- **WHAT YOU WILL DO**
Below are the records; copy out every line that holds the word "icon".

========================================

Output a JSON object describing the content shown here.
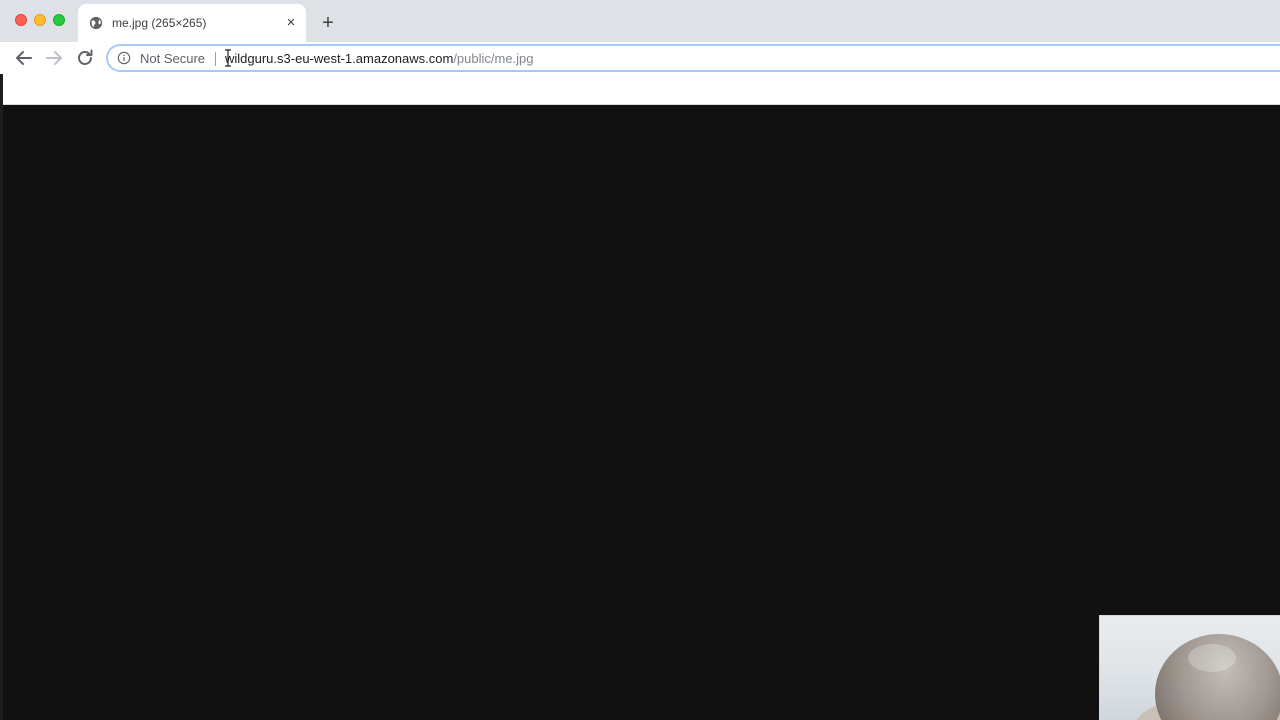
{
  "window": {
    "controls": [
      "close",
      "minimize",
      "zoom"
    ]
  },
  "tab": {
    "title": "me.jpg (265×265)",
    "favicon": "globe-icon",
    "close_glyph": "×"
  },
  "new_tab_glyph": "+",
  "toolbar": {
    "back_icon": "arrow-left-icon",
    "forward_icon": "arrow-right-icon",
    "reload_icon": "reload-icon"
  },
  "omnibox": {
    "security_label": "Not Secure",
    "url_host": "wildguru.s3-eu-west-1.amazonaws.com",
    "url_path": "/public/me.jpg"
  },
  "colors": {
    "tabstrip": "#dee1e6",
    "content_bg": "#111111",
    "omnibox_focus": "#a8c7fa"
  }
}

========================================

- **RESULT OF THIS EXERCISE**
    "favicon": "globe-icon",
    "back_icon": "arrow-left-icon",
    "forward_icon": "arrow-right-icon",
    "reload_icon": "reload-icon"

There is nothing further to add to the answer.